  • Guest - 2016-03-30 11:52:57
    Design Waste Out of the System: Need to reduce waste at all points along the supply chain and at design principle level. The best way to eliminate waste is to design it out from the beginning. We need to create an environment whereby anyone designing a product will first think about the need for that product, and second, how to ensure that no waste is created in its production, use and final return to the human economy or nature. Ban on imports of waste for recovery or treatment in Malaysia. Mandatory Corporate Environmental Reporting: Ensure that all businesses produce waste plans and report on their progress towards achieving targets. Ensure that same criteria are applied to imported goods and locally manufactured goods in terms of recyclability, labelling etc. De-construction Standards: Create guidelines and standards for deconstruction, renovation or demolition of buildings to ensure maximum capture of reusable materials. Deposit Refund Schemes should be made mandatory for the recycling of food and beverage containers. It also creates meaningful income and employment opportunities. Implement Advance Disposal Fee to add a modest up-front fee to the cost of electronic and electrical appliances, furniture and vehicles which is redeemed at the end of their lives to help cover recovery, dismantling or recycling. Packaging Levy: Establish a minimum packaging levy on all non-biodegradable and non-reusable packaging.

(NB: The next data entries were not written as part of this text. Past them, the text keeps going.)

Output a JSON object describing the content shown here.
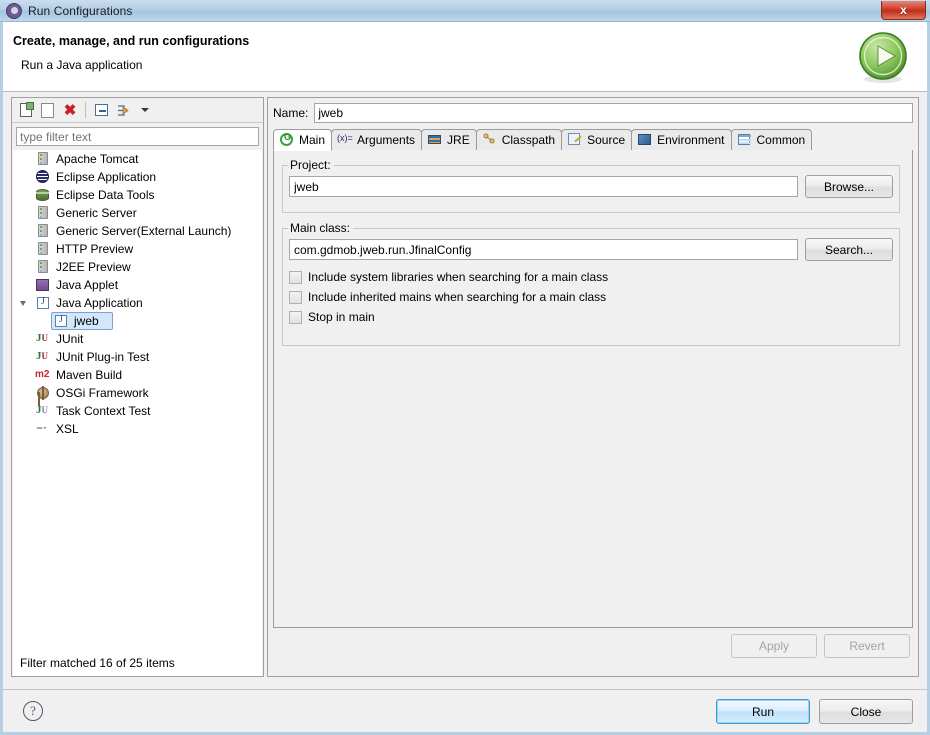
{
  "window": {
    "title": "Run Configurations",
    "icon": "run-configurations-gear-icon",
    "close_label": "x"
  },
  "header": {
    "title": "Create, manage, and run configurations",
    "subtitle": "Run a Java application",
    "run_icon": "green-run-play-icon"
  },
  "tree_toolbar": {
    "buttons": [
      {
        "name": "new-configuration",
        "icon": "new-document-icon"
      },
      {
        "name": "duplicate-configuration",
        "icon": "copy-icon"
      },
      {
        "name": "delete-configuration",
        "icon": "delete-red-x-icon",
        "glyph": "✖"
      },
      {
        "name": "collapse-all",
        "icon": "collapse-all-icon"
      },
      {
        "name": "filter-configurations",
        "icon": "filter-arrow-icon"
      },
      {
        "name": "view-menu",
        "icon": "chevron-down-icon"
      }
    ]
  },
  "filter": {
    "placeholder": "type filter text",
    "value": "",
    "status": "Filter matched 16 of 25 items"
  },
  "tree": {
    "items": [
      {
        "label": "Apache Tomcat",
        "icon": "server-icon",
        "indent": 0,
        "selected": false,
        "twisty": "none"
      },
      {
        "label": "Eclipse Application",
        "icon": "eclipse-icon",
        "indent": 0,
        "selected": false,
        "twisty": "none"
      },
      {
        "label": "Eclipse Data Tools",
        "icon": "database-icon",
        "indent": 0,
        "selected": false,
        "twisty": "none"
      },
      {
        "label": "Generic Server",
        "icon": "server-icon",
        "indent": 0,
        "selected": false,
        "twisty": "none"
      },
      {
        "label": "Generic Server(External Launch)",
        "icon": "server-icon",
        "indent": 0,
        "selected": false,
        "twisty": "none"
      },
      {
        "label": "HTTP Preview",
        "icon": "server-icon",
        "indent": 0,
        "selected": false,
        "twisty": "none"
      },
      {
        "label": "J2EE Preview",
        "icon": "server-icon",
        "indent": 0,
        "selected": false,
        "twisty": "none"
      },
      {
        "label": "Java Applet",
        "icon": "java-applet-icon",
        "indent": 0,
        "selected": false,
        "twisty": "none"
      },
      {
        "label": "Java Application",
        "icon": "java-application-icon",
        "indent": 0,
        "selected": false,
        "twisty": "open"
      },
      {
        "label": "jweb",
        "icon": "java-application-icon",
        "indent": 1,
        "selected": true,
        "twisty": "none"
      },
      {
        "label": "JUnit",
        "icon": "junit-icon",
        "indent": 0,
        "selected": false,
        "twisty": "none"
      },
      {
        "label": "JUnit Plug-in Test",
        "icon": "junit-plugin-icon",
        "indent": 0,
        "selected": false,
        "twisty": "none"
      },
      {
        "label": "Maven Build",
        "icon": "maven-m2-icon",
        "indent": 0,
        "selected": false,
        "twisty": "none"
      },
      {
        "label": "OSGi Framework",
        "icon": "osgi-icon",
        "indent": 0,
        "selected": false,
        "twisty": "none"
      },
      {
        "label": "Task Context Test",
        "icon": "task-context-test-icon",
        "indent": 0,
        "selected": false,
        "twisty": "none"
      },
      {
        "label": "XSL",
        "icon": "xsl-icon",
        "indent": 0,
        "selected": false,
        "twisty": "none"
      }
    ]
  },
  "config": {
    "name_label": "Name:",
    "name_value": "jweb",
    "tabs": [
      {
        "label": "Main",
        "icon": "main-tab-icon",
        "active": true
      },
      {
        "label": "Arguments",
        "icon": "arguments-tab-icon",
        "active": false
      },
      {
        "label": "JRE",
        "icon": "jre-tab-icon",
        "active": false
      },
      {
        "label": "Classpath",
        "icon": "classpath-tab-icon",
        "active": false
      },
      {
        "label": "Source",
        "icon": "source-tab-icon",
        "active": false
      },
      {
        "label": "Environment",
        "icon": "environment-tab-icon",
        "active": false
      },
      {
        "label": "Common",
        "icon": "common-tab-icon",
        "active": false
      }
    ],
    "project": {
      "legend": "Project:",
      "value": "jweb",
      "browse_label": "Browse..."
    },
    "main_class": {
      "legend": "Main class:",
      "value": "com.gdmob.jweb.run.JfinalConfig",
      "search_label": "Search...",
      "checkboxes": [
        {
          "label": "Include system libraries when searching for a main class",
          "checked": false
        },
        {
          "label": "Include inherited mains when searching for a main class",
          "checked": false
        },
        {
          "label": "Stop in main",
          "checked": false
        }
      ]
    },
    "apply_label": "Apply",
    "apply_enabled": false,
    "revert_label": "Revert",
    "revert_enabled": false
  },
  "footer": {
    "help_icon": "help-question-icon",
    "help_glyph": "?",
    "run_label": "Run",
    "close_label": "Close"
  },
  "colors": {
    "titlebar": "#b4cfe6",
    "dialog_bg": "#f0f0f0",
    "selection": "#d2e7fa",
    "selection_border": "#7da2ce",
    "close_red": "#d4452f",
    "run_green": "#5fa83d",
    "default_button_border": "#3c9bd4"
  }
}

  • Mohamad Zaki Bin Mustafa - 2016-05-06 16:35:50
    "Maklum balas zaki"